MTSU’s Data Science Institute is digging deep into data provided by Midstate social impact technology company Hytch to see how users of its app-based rewards program are affecting traffic throughout the region.
The Nashville-based company has hired the MTSU institute to study data from the Hytch Rewards app and offer the company insights on how commuters are using the service, which seeks to reduce traffic congestion and pollution through ride sharing, carpooling or use of public transit.
“We trust MTSU in our quest for discovering emerging patterns that better inform future decisions,” said Mark Cleveland, Hytch CEO and co-founder. “The objective is to learn where we might focus greater incentives and give cash rewards to people who share their rides.”
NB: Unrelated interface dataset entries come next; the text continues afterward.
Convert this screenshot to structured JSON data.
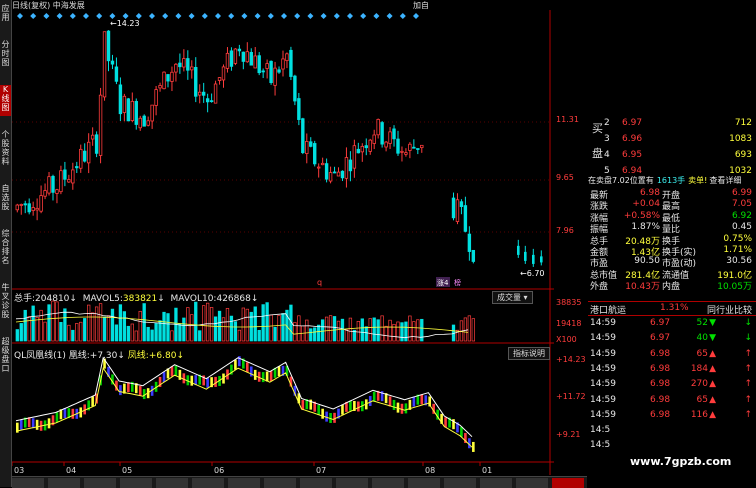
{
  "window": {
    "title": "日线(复权)  中海发展",
    "add_label": "加自"
  },
  "sidebar": {
    "tabs": [
      {
        "label": "应用",
        "active": false
      },
      {
        "label": "分时图",
        "active": false
      },
      {
        "label": "K线图",
        "active": true
      },
      {
        "label": "个股资料",
        "active": false
      },
      {
        "label": "自选股",
        "active": false
      },
      {
        "label": "综合排名",
        "active": false
      },
      {
        "label": "牛叉诊股",
        "active": false
      },
      {
        "label": "超级盘口",
        "active": false
      }
    ]
  },
  "price_panel": {
    "high_label": "14.23",
    "low_label": "6.70",
    "axis_ticks": [
      "11.31",
      "9.65",
      "7.96"
    ],
    "markers": [
      "q",
      "涨4",
      "榜"
    ]
  },
  "volume_panel": {
    "items": [
      {
        "label": "总手:",
        "value": "204810"
      },
      {
        "label": "MAVOL5:",
        "value": "383821"
      },
      {
        "label": "MAVOL10:",
        "value": "426868"
      }
    ],
    "dropdown_label": "成交量",
    "axis_ticks": [
      "38835",
      "19418"
    ],
    "unit_label": "X100"
  },
  "indicator_panel": {
    "title": "QL凤凰线(1)",
    "items": [
      {
        "label": "凰线:",
        "value": "+7.30"
      },
      {
        "label": "凤线:",
        "value": "+6.80"
      }
    ],
    "help_button": "指标说明",
    "axis_ticks": [
      "+14.23",
      "+11.72",
      "+9.21"
    ]
  },
  "x_axis": [
    "03",
    "04",
    "05",
    "06",
    "07",
    "08",
    "01"
  ],
  "order_book": {
    "side_label_top": "买",
    "side_label_bottom": "盘",
    "rows": [
      {
        "level": "2",
        "price": "6.97",
        "volume": "712"
      },
      {
        "level": "3",
        "price": "6.96",
        "volume": "1083"
      },
      {
        "level": "4",
        "price": "6.95",
        "volume": "693"
      },
      {
        "level": "5",
        "price": "6.94",
        "volume": "1032"
      }
    ]
  },
  "big_order": {
    "text": "在卖盘7.02位置有",
    "count": "1613手",
    "link": "卖单!",
    "detail": "查看详细"
  },
  "quote": [
    {
      "l1": "最新",
      "v1": "6.98",
      "c1": "red",
      "l2": "开盘",
      "v2": "6.99",
      "c2": "red"
    },
    {
      "l1": "涨跌",
      "v1": "+0.04",
      "c1": "red",
      "l2": "最高",
      "v2": "7.05",
      "c2": "red"
    },
    {
      "l1": "涨幅",
      "v1": "+0.58%",
      "c1": "red",
      "l2": "最低",
      "v2": "6.92",
      "c2": "green"
    },
    {
      "l1": "振幅",
      "v1": "1.87%",
      "c1": "white",
      "l2": "量比",
      "v2": "0.45",
      "c2": "white"
    },
    {
      "l1": "总手",
      "v1": "20.48万",
      "c1": "yellow",
      "l2": "换手",
      "v2": "0.75%",
      "c2": "yellow"
    },
    {
      "l1": "金额",
      "v1": "1.43亿",
      "c1": "yellow",
      "l2": "换手(实)",
      "v2": "1.71%",
      "c2": "yellow"
    },
    {
      "l1": "市盈",
      "v1": "90.50",
      "c1": "white",
      "l2": "市盈(动)",
      "v2": "30.56",
      "c2": "white"
    },
    {
      "l1": "总市值",
      "v1": "281.4亿",
      "c1": "yellow",
      "l2": "流通值",
      "v2": "191.0亿",
      "c2": "yellow"
    },
    {
      "l1": "外盘",
      "v1": "10.43万",
      "c1": "red",
      "l2": "内盘",
      "v2": "10.05万",
      "c2": "green"
    }
  ],
  "sector": {
    "name": "港口航运",
    "change": "1.31%",
    "compare": "同行业比较"
  },
  "ticks": [
    {
      "time": "14:59",
      "price": "6.97",
      "vol": "52",
      "dir": "down"
    },
    {
      "time": "14:59",
      "price": "6.97",
      "vol": "40",
      "dir": "down"
    },
    {
      "time": "14:59",
      "price": "6.98",
      "vol": "65",
      "dir": "up"
    },
    {
      "time": "14:59",
      "price": "6.98",
      "vol": "184",
      "dir": "up"
    },
    {
      "time": "14:59",
      "price": "6.98",
      "vol": "270",
      "dir": "up"
    },
    {
      "time": "14:59",
      "price": "6.98",
      "vol": "65",
      "dir": "up"
    },
    {
      "time": "14:59",
      "price": "6.98",
      "vol": "116",
      "dir": "up"
    },
    {
      "time": "14:5",
      "price": "",
      "vol": "",
      "dir": ""
    },
    {
      "time": "14:5",
      "price": "",
      "vol": "",
      "dir": ""
    }
  ],
  "watermark": "www.7gpzb.com",
  "colors": {
    "up": "#ff3c3c",
    "down": "#00e0e0",
    "ma_white": "#ffffff",
    "ma_yellow": "#ffff3c"
  }
}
The goal is to identify Hytch’s impacts on traffic, such as reducing the number of single-occupancy vehicles. For example, the data may show that if Hytch takes 1,200 cars off the road through ride-sharing, it trims an average Midstate commute by 15 minutes, and according to the analysis by the student-led team at MTSU, for every car ride that is shared, at least one car is taken off the road.
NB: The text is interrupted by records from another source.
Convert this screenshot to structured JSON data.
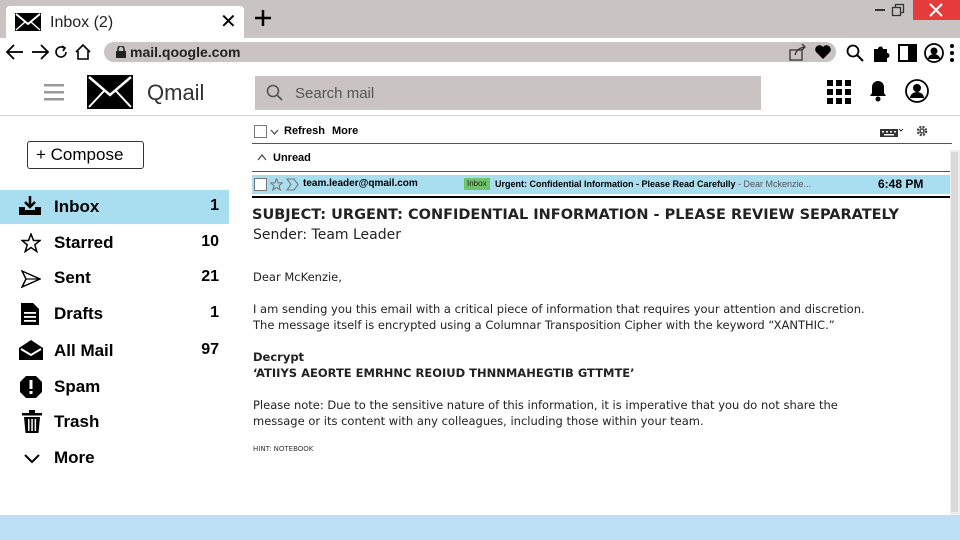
{
  "browser": {
    "tab_title": "Inbox (2)",
    "tab_close": "✕",
    "new_tab": "+",
    "url": "mail.qoogle.com"
  },
  "app": {
    "title": "Qmail",
    "search_placeholder": "Search mail"
  },
  "sidebar": {
    "compose_label": "Compose",
    "items": [
      {
        "label": "Inbox",
        "count": "1",
        "icon": "inbox-icon"
      },
      {
        "label": "Starred",
        "count": "10",
        "icon": "star-icon"
      },
      {
        "label": "Sent",
        "count": "21",
        "icon": "send-icon"
      },
      {
        "label": "Drafts",
        "count": "1",
        "icon": "draft-icon"
      },
      {
        "label": "All Mail",
        "count": "97",
        "icon": "all-mail-icon"
      },
      {
        "label": "Spam",
        "count": "",
        "icon": "spam-icon"
      },
      {
        "label": "Trash",
        "count": "",
        "icon": "trash-icon"
      },
      {
        "label": "More",
        "count": "",
        "icon": "chevron-down-icon"
      }
    ]
  },
  "toolbar": {
    "refresh": "Refresh",
    "more": "More"
  },
  "section": {
    "unread": "Unread"
  },
  "mail_row": {
    "from": "team.leader@qmail.com",
    "badge": "Inbox",
    "subject": "Urgent: Confidential Information - Please Read Carefully",
    "snippet": " - Dear Mckenzie...",
    "time": "6:48 PM"
  },
  "email": {
    "subject": "SUBJECT: URGENT: CONFIDENTIAL INFORMATION - PLEASE REVIEW SEPARATELY",
    "sender": "Sender: Team Leader",
    "greeting": "Dear McKenzie,",
    "para1_line1": "I am sending you this email with a critical piece of information that requires your attention and discretion.",
    "para1_line2": "The message itself is encrypted using a Columnar Transposition Cipher with the keyword “XANTHIC.”",
    "decrypt_heading": "Decrypt",
    "cipher_text": "‘ATIIYS AEORTE EMRHNC REOIUD THNNMAHEGTIB GTTMTE’",
    "note_line1": "Please note: Due to the sensitive nature of this information, it is imperative that you do not share the",
    "note_line2": "message or its content with any colleagues, including those within your team.",
    "hint": "HINT: NOTEBOOK"
  },
  "colors": {
    "active_bg": "#a9def1",
    "chrome_gray": "#c9c4c3",
    "badge_green": "#6fc36b",
    "close_red": "#e63b3b",
    "footer_blue": "#bde0f7"
  }
}
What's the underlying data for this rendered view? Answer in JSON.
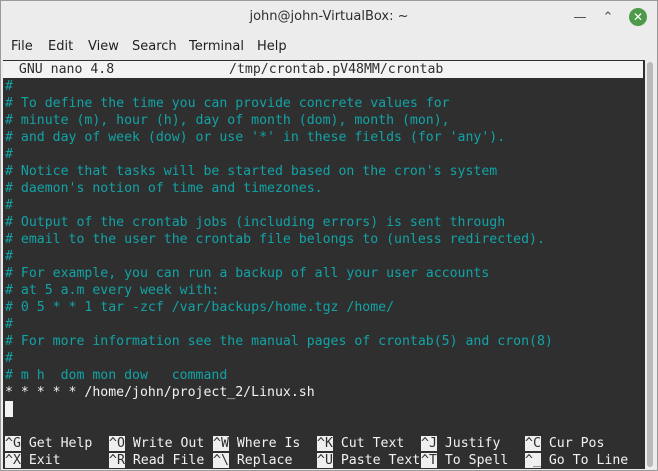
{
  "window": {
    "title": "john@john-VirtualBox: ~"
  },
  "menu": [
    "File",
    "Edit",
    "View",
    "Search",
    "Terminal",
    "Help"
  ],
  "nano": {
    "version": "  GNU nano 4.8",
    "filename": "/tmp/crontab.pV48MM/crontab"
  },
  "editor_lines": [
    "#",
    "# To define the time you can provide concrete values for",
    "# minute (m), hour (h), day of month (dom), month (mon),",
    "# and day of week (dow) or use '*' in these fields (for 'any').",
    "#",
    "# Notice that tasks will be started based on the cron's system",
    "# daemon's notion of time and timezones.",
    "#",
    "# Output of the crontab jobs (including errors) is sent through",
    "# email to the user the crontab file belongs to (unless redirected).",
    "#",
    "# For example, you can run a backup of all your user accounts",
    "# at 5 a.m every week with:",
    "# 0 5 * * 1 tar -zcf /var/backups/home.tgz /home/",
    "#",
    "# For more information see the manual pages of crontab(5) and cron(8)",
    "#",
    "# m h  dom mon dow   command",
    "* * * * * /home/john/project_2/Linux.sh"
  ],
  "shortcuts_row1": [
    {
      "key": "^G",
      "label": "Get Help"
    },
    {
      "key": "^O",
      "label": "Write Out"
    },
    {
      "key": "^W",
      "label": "Where Is"
    },
    {
      "key": "^K",
      "label": "Cut Text"
    },
    {
      "key": "^J",
      "label": "Justify"
    },
    {
      "key": "^C",
      "label": "Cur Pos"
    }
  ],
  "shortcuts_row2": [
    {
      "key": "^X",
      "label": "Exit"
    },
    {
      "key": "^R",
      "label": "Read File"
    },
    {
      "key": "^\\",
      "label": "Replace"
    },
    {
      "key": "^U",
      "label": "Paste Text"
    },
    {
      "key": "^T",
      "label": "To Spell"
    },
    {
      "key": "^_",
      "label": "Go To Line"
    }
  ],
  "icons": {
    "minimize": "minimize-icon",
    "maximize": "maximize-icon",
    "close": "close-icon"
  },
  "colors": {
    "terminal_bg": "#2f2f2f",
    "comment": "#12a3a6",
    "text": "#f2f2f2",
    "close_button": "#4e9a4a"
  }
}
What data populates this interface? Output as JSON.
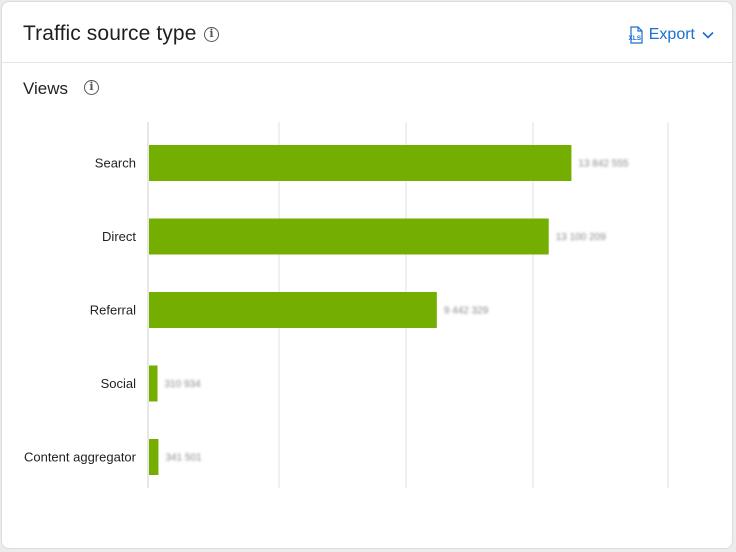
{
  "header": {
    "title": "Traffic source type",
    "export_label": "Export"
  },
  "metric": {
    "label": "Views"
  },
  "icons": {
    "info": "info-icon",
    "export_file": "xls-file-icon",
    "dropdown": "chevron-down-icon"
  },
  "colors": {
    "bar": "#74ae00",
    "accent": "#1a6fd0"
  },
  "chart_data": {
    "type": "bar",
    "orientation": "horizontal",
    "categories": [
      "Search",
      "Direct",
      "Referral",
      "Social",
      "Content aggregator"
    ],
    "values": [
      13842555,
      13100209,
      9442329,
      310934,
      341501
    ],
    "value_labels": [
      "13 842 555",
      "13 100 209",
      "9 442 329",
      "310 934",
      "341 501"
    ],
    "xlim": [
      0,
      17000000
    ],
    "grid": true,
    "legend": "none"
  }
}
“The Hytch Rewards platform uses behavioral economics to influence transit decisions,” said Charlie Apigian, interim director of the institute and a professor of information systems and analytics in MTSU’s Jones College of Business.
“With so many miles shared and payments distributed by Hytch — analyzing that much data takes time and resources. The data might prove how inexpensive it is to modify behavior and get more value out of our existing road network.”
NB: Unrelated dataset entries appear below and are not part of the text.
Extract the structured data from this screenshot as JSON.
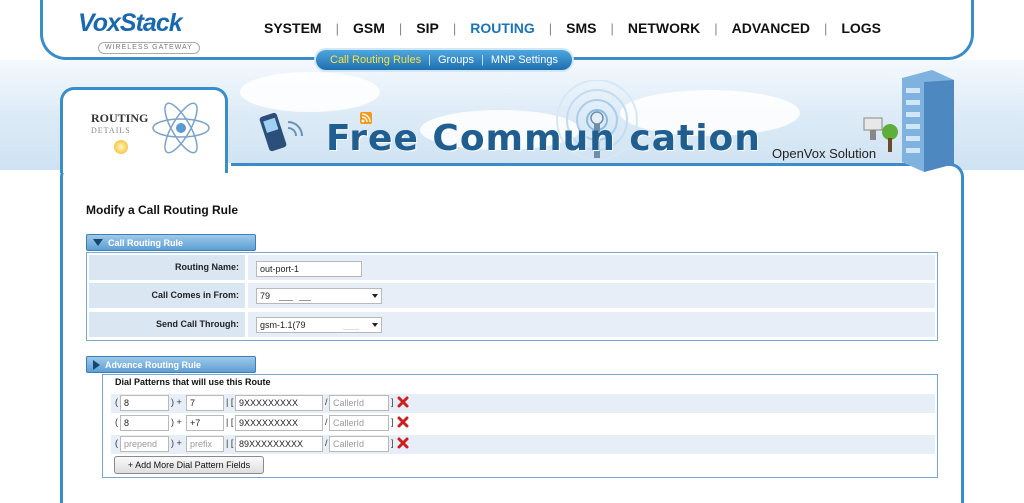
{
  "brand": {
    "name": "VoxStack",
    "tagline": "WIRELESS GATEWAY"
  },
  "main_nav": [
    {
      "label": "SYSTEM",
      "active": false
    },
    {
      "label": "GSM",
      "active": false
    },
    {
      "label": "SIP",
      "active": false
    },
    {
      "label": "ROUTING",
      "active": true
    },
    {
      "label": "SMS",
      "active": false
    },
    {
      "label": "NETWORK",
      "active": false
    },
    {
      "label": "ADVANCED",
      "active": false
    },
    {
      "label": "LOGS",
      "active": false
    }
  ],
  "sub_nav": [
    {
      "label": "Call Routing Rules",
      "active": true
    },
    {
      "label": "Groups",
      "active": false
    },
    {
      "label": "MNP Settings",
      "active": false
    }
  ],
  "details_tab": {
    "title": "ROUTING",
    "subtitle": "DETAILS"
  },
  "banner": {
    "title": "Free Commun  cation",
    "brand": "OpenVox Solution"
  },
  "page_title": "Modify a Call Routing Rule",
  "rule_section": {
    "header": "Call Routing Rule",
    "routing_name_label": "Routing Name:",
    "routing_name_value": "out-port-1",
    "call_comes_label": "Call Comes in From:",
    "call_comes_value": "79",
    "send_through_label": "Send Call Through:",
    "send_through_value": "gsm-1.1(79"
  },
  "advance_section": {
    "header": "Advance Routing Rule",
    "caption": "Dial Patterns that will use this Route",
    "patterns": [
      {
        "prepend": "8",
        "prefix": "7",
        "pattern": "9XXXXXXXXX",
        "callerid": ""
      },
      {
        "prepend": "8",
        "prefix": "+7",
        "pattern": "9XXXXXXXXX",
        "callerid": ""
      },
      {
        "prepend": "",
        "prefix": "",
        "pattern": "89XXXXXXXXX",
        "callerid": ""
      }
    ],
    "placeholders": {
      "prepend": "prepend",
      "prefix": "prefix",
      "callerid": "CallerId"
    },
    "add_button": "+ Add More Dial Pattern Fields"
  },
  "icons": [
    "atom-icon",
    "phone-icon",
    "rss-icon",
    "antenna-icon",
    "building-icon",
    "delete-icon",
    "dropdown-caret-icon"
  ],
  "colors": {
    "frame_blue": "#3a8dc9",
    "nav_active": "#1e73b6",
    "subnav_active": "#ffe23c",
    "row_bg": "#e7eef8",
    "label_bg": "#dbe6f3",
    "delete_red": "#cc1f1f"
  }
}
Hytch Rewards, available for iPhone and Android, helps users track shared rides, earning them “Trees Saved” whenever they carpool, ride-share or use public transit. People who live in sponsored areas or work for an employee sponsor can also earn cash rewards for each qualifying mile shared and tracked using the app.
Hytch says its sponsors have injected more than $125,000 directly into the wallets of Nashville commuters who make smarter shared-mobility decisions. The rewards are funded by market and employee sponsors like H.G. Hill, Onin Staffing and Nissan.
As an institute customer, Hytch officials anticipate patterns to emerge using data overlays with weather conditions, traffic flow and fuel cost data, for example. With a grant from the Tennessee Department of Transportation, Hytch says it is working with TDOT and more recently with the Greater Regional Nashville Council as well as WeGo Transit to design reward rules that reduce traffic throughout the region.
MTSU launched the Data Science Institute in spring 2018 with a mission to promote funded interdisciplinary research and develop public and private collaborations around the emerging field of “big data.”
“When a company wants to know what its data is telling them, an academic environment is the perfect place to turn to,” Apigian said, “because (companies are) always trying to solve a problem today, and they don’t have the time or resources to look retroactively … It’s a lot of data exploration that we’re doing for them.”
Cleveland has been a popular guest lecturer in MTSU’s computer sciences, aerospace and entrepreneurship programs. Apigian started talking to Cleveland before the company’s app launched, resulting in Hytch contracting with the Institute through the MTSU Office of Research and Sponsored Programs.
The Data Science Institute seeks to create opportunities for faculty and students to collaborate on interdisciplinary research; bring in substantial grants and funding for interdisciplinary data projects; and establish big data partnerships and projects with companies and other external entities.
The Hytch project involves four students — one undergraduate, two master’s students and one doctoral candidate — as well as two alumni mentors. The team is also interdisciplinary, ranging from information systems to computational science majors, with students and mentors earning a small stipend for their work.
“They’re doing really good work,” Apigian said.
Apigian said he feels the institute’s academic setting allows the team he’s directing to review the data objectively and dissect it in ways that many private companies can’t. So the institute’s value isn’t necessarily solving problems for companies — they usually have personnel responsible for doing that — it’s telling them what the data means.
“I have all of this data, but I have no idea what it’s telling me,” Apigian said of the challenge facing many private companies. “So we’re going to visualize the data, we’re going to explore the data, then we’re also going to model and predict things based on the data.”
MTSU recently notified the Tennessee Higher Education Commission of its plans to develop a bachelor’s degree in data science to build upon many of the attributes of the new institute.
For more information about the MTSU Data Science Institute, contact Apigian at 615-898-2375 or email Charles.Apigian@mtsu.edu.
— Jimmy Hart (firstname.lastname@example.org)